____ Data to process

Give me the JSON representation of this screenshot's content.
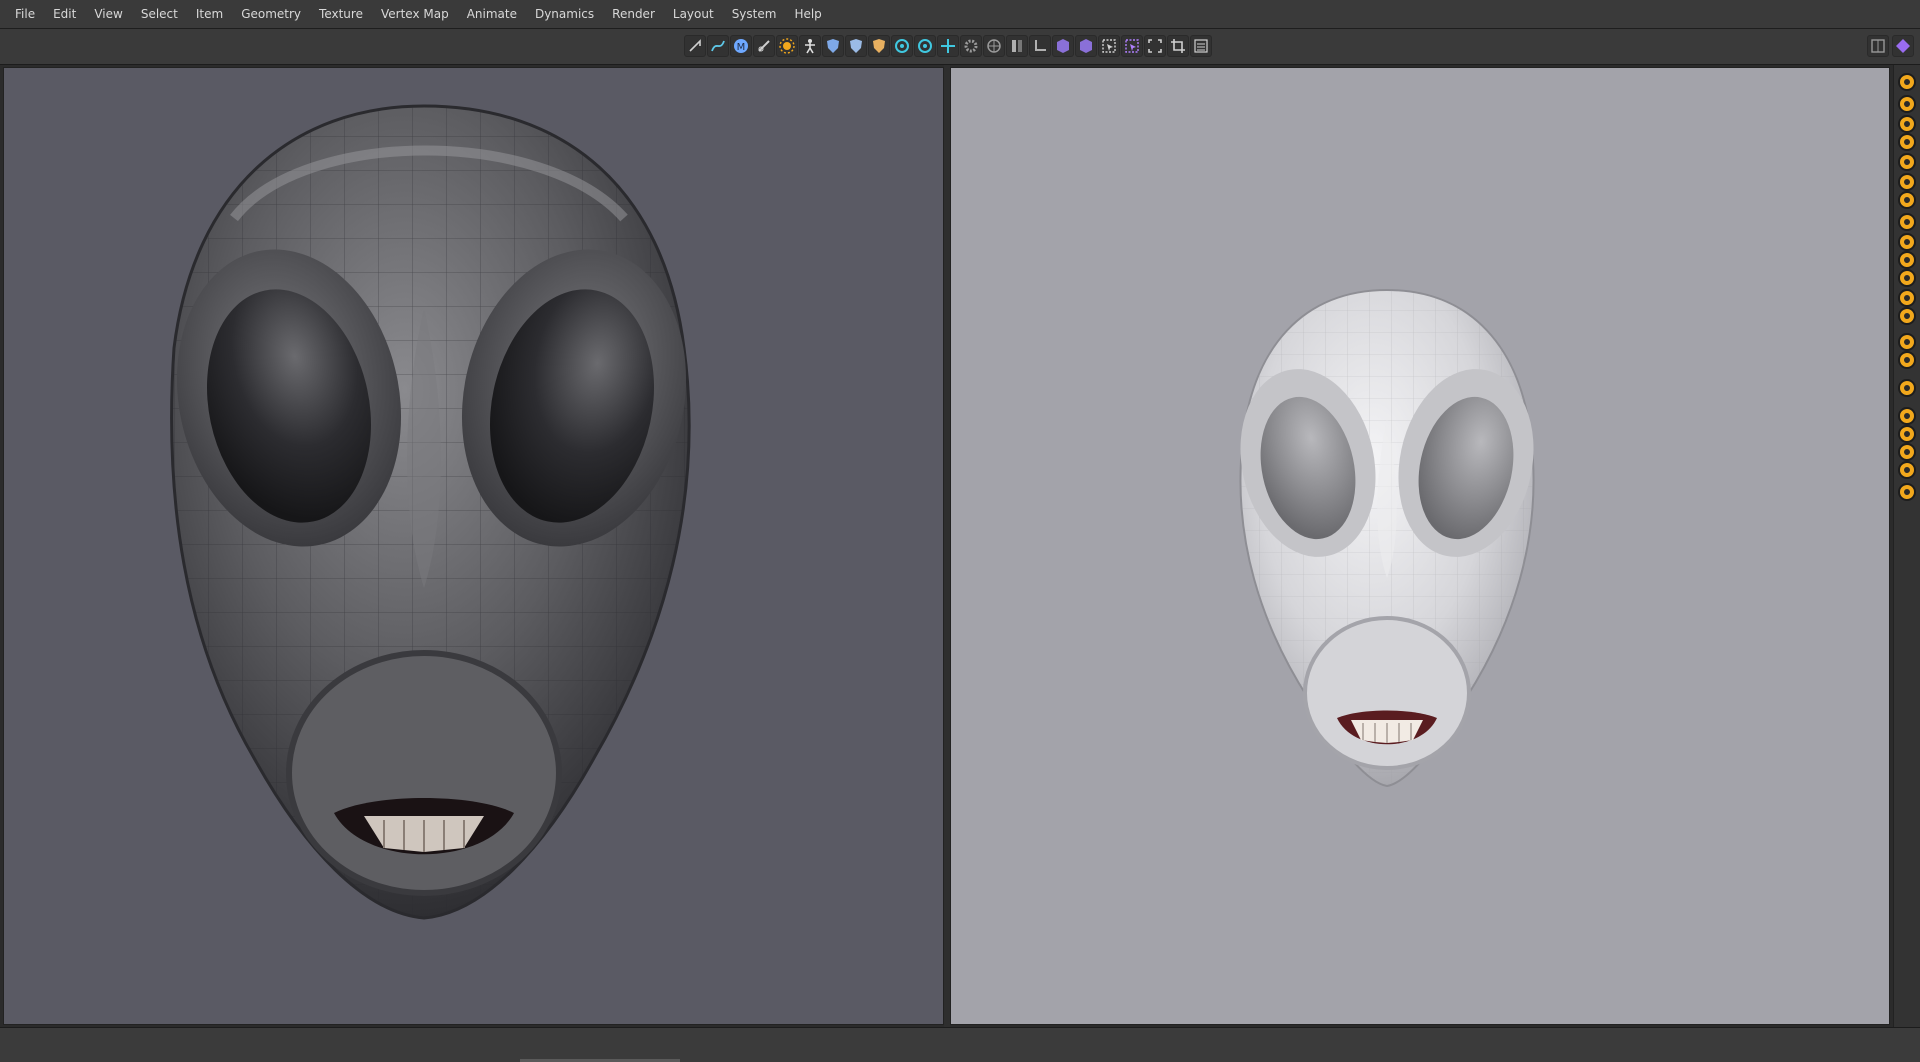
{
  "menu": [
    "File",
    "Edit",
    "View",
    "Select",
    "Item",
    "Geometry",
    "Texture",
    "Vertex Map",
    "Animate",
    "Dynamics",
    "Render",
    "Layout",
    "System",
    "Help"
  ],
  "toolbar": {
    "tools": [
      {
        "name": "pen-icon",
        "color": "#cfcfcf"
      },
      {
        "name": "curve-icon",
        "color": "#5ec8e8"
      },
      {
        "name": "m-tool-icon",
        "color": "#6ea8ff"
      },
      {
        "name": "link-icon",
        "color": "#cfcfcf"
      },
      {
        "name": "sun-icon",
        "color": "#f2a81c"
      },
      {
        "name": "figure-icon",
        "color": "#e0e0e0"
      },
      {
        "name": "shield-blue-icon",
        "color": "#7fa9e8"
      },
      {
        "name": "shield-light-icon",
        "color": "#9bbbe6"
      },
      {
        "name": "shield-orange-icon",
        "color": "#e8b060"
      },
      {
        "name": "target-icon",
        "color": "#40c8e0"
      },
      {
        "name": "ring-icon",
        "color": "#40c8e0"
      },
      {
        "name": "crosshair-icon",
        "color": "#40c8e0"
      },
      {
        "name": "gear-icon",
        "color": "#9a9a9a"
      },
      {
        "name": "grid-icon",
        "color": "#9a9a9a"
      },
      {
        "name": "split-icon",
        "color": "#b0b0b0"
      },
      {
        "name": "corner-icon",
        "color": "#b0b0b0"
      },
      {
        "name": "cube-purple-icon",
        "color": "#8a70d8"
      },
      {
        "name": "cube-dark-icon",
        "color": "#8a70d8"
      },
      {
        "name": "select-icon",
        "color": "#d0d0d0"
      },
      {
        "name": "select-purple-icon",
        "color": "#b080ff"
      },
      {
        "name": "frame-icon",
        "color": "#d0d0d0"
      },
      {
        "name": "crop-icon",
        "color": "#d0d0d0"
      },
      {
        "name": "list-icon",
        "color": "#d0d0d0"
      }
    ],
    "right": [
      {
        "name": "layout-icon",
        "color": "#9a9a9a"
      },
      {
        "name": "purple-gem-icon",
        "color": "#9a6cf0"
      }
    ]
  },
  "side_tools": [
    "rotate-icon",
    "ring-icon",
    "pin-icon",
    "lines-icon",
    "shield-icon",
    "box-icon",
    "refresh-icon",
    "heart-icon",
    "heart-dark-icon",
    "chevron-down-icon",
    "chevron-up-icon",
    "burst-icon",
    "pie-icon",
    "pause-icon",
    "smile-icon",
    "target-icon",
    "circle-icon",
    "gear-icon",
    "x-icon",
    "dot-icon",
    "flower-icon"
  ],
  "colors": {
    "left_viewport": "#5a5a64",
    "right_viewport": "#a3a3aa",
    "accent": "#f2a81c"
  }
}
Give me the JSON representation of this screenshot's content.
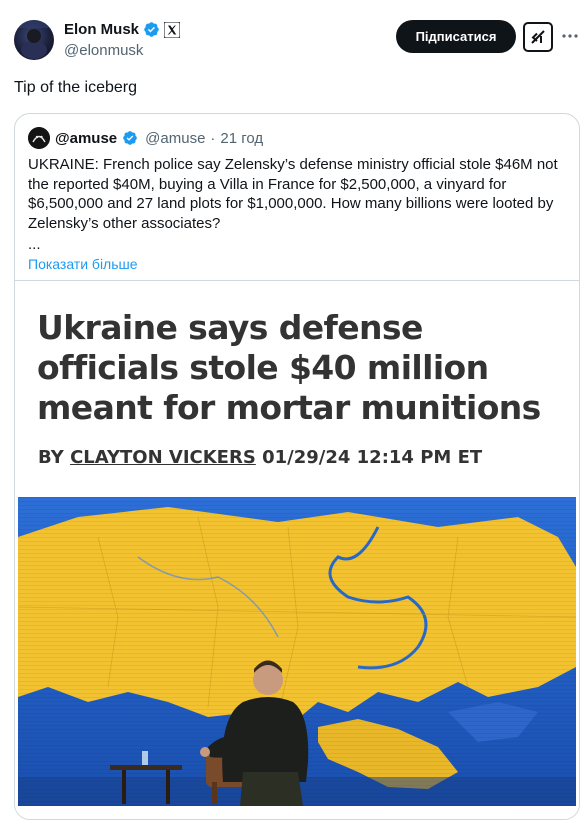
{
  "author": {
    "display_name": "Elon Musk",
    "handle": "@elonmusk"
  },
  "actions": {
    "follow_label": "Підписатися"
  },
  "tweet": {
    "text": "Tip of the iceberg"
  },
  "quoted": {
    "display_name": "@amuse",
    "handle": "@amuse",
    "separator": "·",
    "time": "21 год",
    "body": "UKRAINE: French police say Zelensky’s defense ministry official stole $46M not the reported $40M, buying a Villa in France for $2,500,000, a vinyard for $6,500,000 and 27 land plots for $1,000,000. How many billions were looted by Zelensky’s other associates?",
    "ellipsis": "...",
    "show_more": "Показати більше",
    "media": {
      "headline": "Ukraine says defense officials stole $40 million meant for mortar munitions",
      "byline_prefix": "BY",
      "byline_author": "CLAYTON VICKERS",
      "byline_date": "01/29/24 12:14 PM ET"
    }
  },
  "icons": {
    "verified": "verified-badge-icon",
    "affiliate": "x-logo-icon",
    "grok": "grok-icon",
    "more": "more-dots-icon"
  },
  "colors": {
    "accent": "#1d9bf0",
    "text": "#0f1419",
    "muted": "#536471",
    "border": "#cfd9de",
    "map_yellow": "#f2c230",
    "map_blue": "#1d5ec4"
  }
}
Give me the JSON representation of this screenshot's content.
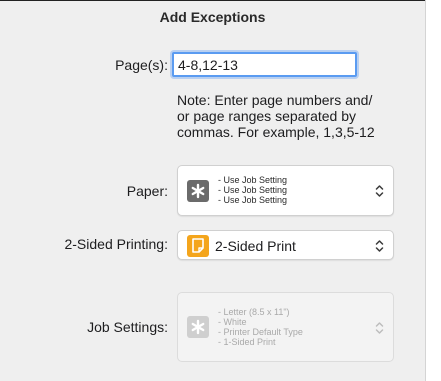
{
  "dialog": {
    "title": "Add Exceptions"
  },
  "pages": {
    "label": "Page(s):",
    "value": "4-8,12-13",
    "note_lines": [
      "Note: Enter page numbers and/",
      "or page ranges separated by",
      "commas.  For example, 1,3,5-12"
    ]
  },
  "paper": {
    "label": "Paper:",
    "icon": "asterisk-icon",
    "lines": [
      "- Use Job Setting",
      "- Use Job Setting",
      "- Use Job Setting"
    ]
  },
  "two_sided": {
    "label": "2-Sided Printing:",
    "icon": "document-icon",
    "icon_color": "#f4a51c",
    "value": "2-Sided Print"
  },
  "job_settings": {
    "label": "Job Settings:",
    "icon": "asterisk-icon",
    "lines": [
      "- Letter (8.5 x 11\")",
      "- White",
      "- Printer Default Type",
      "- 1-Sided Print"
    ]
  },
  "colors": {
    "focus_ring": "#5a9bf1",
    "panel_bg": "#efefef"
  }
}
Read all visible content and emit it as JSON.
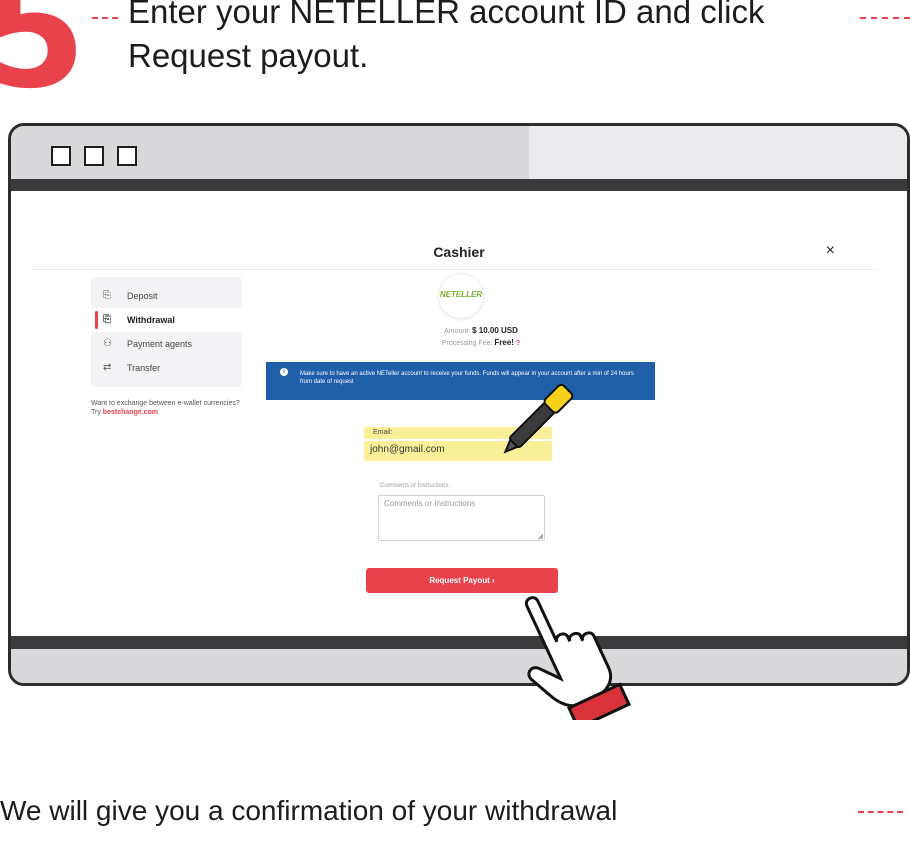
{
  "header": {
    "step_number": "5",
    "instruction_line1": "Enter your  NETELLER account ID and click",
    "instruction_line2": "Request payout."
  },
  "cashier": {
    "title": "Cashier",
    "close_glyph": "×",
    "nav": [
      {
        "label": "Deposit",
        "icon": "wallet-icon"
      },
      {
        "label": "Withdrawal",
        "icon": "wallet-icon",
        "active": true
      },
      {
        "label": "Payment agents",
        "icon": "agent-icon"
      },
      {
        "label": "Transfer",
        "icon": "transfer-icon"
      }
    ],
    "exchange_text": "Want to exchange between e-wallet currencies? Try ",
    "exchange_link": "bestchange.com",
    "logo_text": "NETELLER",
    "amount_label": "Amount:",
    "amount_value": "$ 10.00 USD",
    "fee_label": "Processing Fee:",
    "fee_value": "Free!",
    "fee_help": "?",
    "info_text": "Make sure to have an active NETeller account to receive your funds. Funds will appear in your account after a min of 24 hours from date of request",
    "email_label": "Email:",
    "email_value": "john@gmail.com",
    "comments_label": "Comments or Instructions:",
    "comments_placeholder": "Comments or Instructions",
    "button_label": "Request Payout",
    "button_chevron": "›"
  },
  "footer_text": "We will give you a confirmation of your withdrawal",
  "colors": {
    "accent": "#e8424d",
    "info_blue": "#1f5ea8",
    "highlight": "#fbf09a",
    "neteller_green": "#7ab32e"
  }
}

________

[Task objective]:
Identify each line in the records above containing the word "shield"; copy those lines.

[Task result]:
        "name": "shield-blue-icon",
        "name": "shield-light-icon",
        "name": "shield-orange-icon",
    "shield-icon",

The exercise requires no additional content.